*** Opening of DATA FOR PROCESSING ***

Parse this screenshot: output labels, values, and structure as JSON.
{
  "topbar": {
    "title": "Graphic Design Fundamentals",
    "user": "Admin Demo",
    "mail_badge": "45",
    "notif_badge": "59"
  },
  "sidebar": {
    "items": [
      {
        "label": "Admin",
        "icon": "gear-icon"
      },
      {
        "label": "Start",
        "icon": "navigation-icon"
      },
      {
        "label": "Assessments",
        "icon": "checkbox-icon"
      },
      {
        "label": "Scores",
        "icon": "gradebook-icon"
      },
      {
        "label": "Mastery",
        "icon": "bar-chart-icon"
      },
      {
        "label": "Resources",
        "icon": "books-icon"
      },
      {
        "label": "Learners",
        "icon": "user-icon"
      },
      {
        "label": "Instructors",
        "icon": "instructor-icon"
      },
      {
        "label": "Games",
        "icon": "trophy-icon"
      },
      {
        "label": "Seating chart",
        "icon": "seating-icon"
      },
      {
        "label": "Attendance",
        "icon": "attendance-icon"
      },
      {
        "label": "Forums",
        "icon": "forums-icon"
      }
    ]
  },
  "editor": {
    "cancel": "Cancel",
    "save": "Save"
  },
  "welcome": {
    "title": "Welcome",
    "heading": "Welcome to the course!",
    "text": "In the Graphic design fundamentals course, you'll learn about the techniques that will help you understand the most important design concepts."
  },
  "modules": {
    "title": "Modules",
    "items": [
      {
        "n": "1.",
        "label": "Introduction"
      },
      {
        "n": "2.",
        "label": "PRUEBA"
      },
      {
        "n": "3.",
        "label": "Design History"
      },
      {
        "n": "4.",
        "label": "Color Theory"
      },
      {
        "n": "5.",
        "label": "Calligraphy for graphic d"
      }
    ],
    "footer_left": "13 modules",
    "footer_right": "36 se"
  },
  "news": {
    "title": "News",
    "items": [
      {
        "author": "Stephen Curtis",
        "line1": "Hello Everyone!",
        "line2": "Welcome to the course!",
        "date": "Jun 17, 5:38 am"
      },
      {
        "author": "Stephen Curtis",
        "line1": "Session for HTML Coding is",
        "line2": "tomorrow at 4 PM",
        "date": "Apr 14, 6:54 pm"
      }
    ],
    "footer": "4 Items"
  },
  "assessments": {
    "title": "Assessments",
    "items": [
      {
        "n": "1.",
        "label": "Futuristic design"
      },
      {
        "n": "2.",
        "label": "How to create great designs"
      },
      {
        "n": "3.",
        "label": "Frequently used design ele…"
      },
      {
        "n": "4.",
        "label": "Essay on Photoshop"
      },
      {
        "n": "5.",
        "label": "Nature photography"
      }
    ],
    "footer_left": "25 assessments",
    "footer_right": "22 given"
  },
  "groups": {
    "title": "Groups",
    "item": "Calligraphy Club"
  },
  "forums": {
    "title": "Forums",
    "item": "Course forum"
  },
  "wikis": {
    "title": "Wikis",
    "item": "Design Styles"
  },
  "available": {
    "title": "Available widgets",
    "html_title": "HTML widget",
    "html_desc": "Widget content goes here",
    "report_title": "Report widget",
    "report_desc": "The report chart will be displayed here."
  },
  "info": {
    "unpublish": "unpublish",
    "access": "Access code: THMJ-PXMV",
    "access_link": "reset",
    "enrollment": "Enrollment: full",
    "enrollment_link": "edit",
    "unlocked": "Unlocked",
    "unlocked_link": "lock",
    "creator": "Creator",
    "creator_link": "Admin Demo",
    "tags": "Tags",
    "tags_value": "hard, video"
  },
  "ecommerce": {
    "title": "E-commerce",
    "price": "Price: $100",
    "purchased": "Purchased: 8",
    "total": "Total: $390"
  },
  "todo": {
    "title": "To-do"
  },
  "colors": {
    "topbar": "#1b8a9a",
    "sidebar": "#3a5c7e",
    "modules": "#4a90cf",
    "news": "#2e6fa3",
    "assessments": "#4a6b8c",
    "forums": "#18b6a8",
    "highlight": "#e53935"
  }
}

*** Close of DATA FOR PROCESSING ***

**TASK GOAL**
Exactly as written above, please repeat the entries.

**OUTPUT OF THE EXERCISE**
Parse this screenshot: output labels, values, and structure as JSON.
{
  "topbar": {
    "title": "Graphic Design Fundamentals",
    "user": "Admin Demo",
    "mail_badge": "45",
    "notif_badge": "59"
  },
  "sidebar": {
    "items": [
      {
        "label": "Admin",
        "icon": "gear-icon"
      },
      {
        "label": "Start",
        "icon": "navigation-icon"
      },
      {
        "label": "Assessments",
        "icon": "checkbox-icon"
      },
      {
        "label": "Scores",
        "icon": "gradebook-icon"
      },
      {
        "label": "Mastery",
        "icon": "bar-chart-icon"
      },
      {
        "label": "Resources",
        "icon": "books-icon"
      },
      {
        "label": "Learners",
        "icon": "user-icon"
      },
      {
        "label": "Instructors",
        "icon": "instructor-icon"
      },
      {
        "label": "Games",
        "icon": "trophy-icon"
      },
      {
        "label": "Seating chart",
        "icon": "seating-icon"
      },
      {
        "label": "Attendance",
        "icon": "attendance-icon"
      },
      {
        "label": "Forums",
        "icon": "forums-icon"
      }
    ]
  },
  "editor": {
    "cancel": "Cancel",
    "save": "Save"
  },
  "welcome": {
    "title": "Welcome",
    "heading": "Welcome to the course!",
    "text": "In the Graphic design fundamentals course, you'll learn about the techniques that will help you understand the most important design concepts."
  },
  "modules": {
    "title": "Modules",
    "items": [
      {
        "n": "1.",
        "label": "Introduction"
      },
      {
        "n": "2.",
        "label": "PRUEBA"
      },
      {
        "n": "3.",
        "label": "Design History"
      },
      {
        "n": "4.",
        "label": "Color Theory"
      },
      {
        "n": "5.",
        "label": "Calligraphy for graphic d"
      }
    ],
    "footer_left": "13 modules",
    "footer_right": "36 se"
  },
  "news": {
    "title": "News",
    "items": [
      {
        "author": "Stephen Curtis",
        "line1": "Hello Everyone!",
        "line2": "Welcome to the course!",
        "date": "Jun 17, 5:38 am"
      },
      {
        "author": "Stephen Curtis",
        "line1": "Session for HTML Coding is",
        "line2": "tomorrow at 4 PM",
        "date": "Apr 14, 6:54 pm"
      }
    ],
    "footer": "4 Items"
  },
  "assessments": {
    "title": "Assessments",
    "items": [
      {
        "n": "1.",
        "label": "Futuristic design"
      },
      {
        "n": "2.",
        "label": "How to create great designs"
      },
      {
        "n": "3.",
        "label": "Frequently used design ele…"
      },
      {
        "n": "4.",
        "label": "Essay on Photoshop"
      },
      {
        "n": "5.",
        "label": "Nature photography"
      }
    ],
    "footer_left": "25 assessments",
    "footer_right": "22 given"
  },
  "groups": {
    "title": "Groups",
    "item": "Calligraphy Club"
  },
  "forums": {
    "title": "Forums",
    "item": "Course forum"
  },
  "wikis": {
    "title": "Wikis",
    "item": "Design Styles"
  },
  "available": {
    "title": "Available widgets",
    "html_title": "HTML widget",
    "html_desc": "Widget content goes here",
    "report_title": "Report widget",
    "report_desc": "The report chart will be displayed here."
  },
  "info": {
    "unpublish": "unpublish",
    "access": "Access code: THMJ-PXMV",
    "access_link": "reset",
    "enrollment": "Enrollment: full",
    "enrollment_link": "edit",
    "unlocked": "Unlocked",
    "unlocked_link": "lock",
    "creator": "Creator",
    "creator_link": "Admin Demo",
    "tags": "Tags",
    "tags_value": "hard, video"
  },
  "ecommerce": {
    "title": "E-commerce",
    "price": "Price: $100",
    "purchased": "Purchased: 8",
    "total": "Total: $390"
  },
  "todo": {
    "title": "To-do"
  },
  "colors": {
    "topbar": "#1b8a9a",
    "sidebar": "#3a5c7e",
    "modules": "#4a90cf",
    "news": "#2e6fa3",
    "assessments": "#4a6b8c",
    "forums": "#18b6a8",
    "highlight": "#e53935"
  }
}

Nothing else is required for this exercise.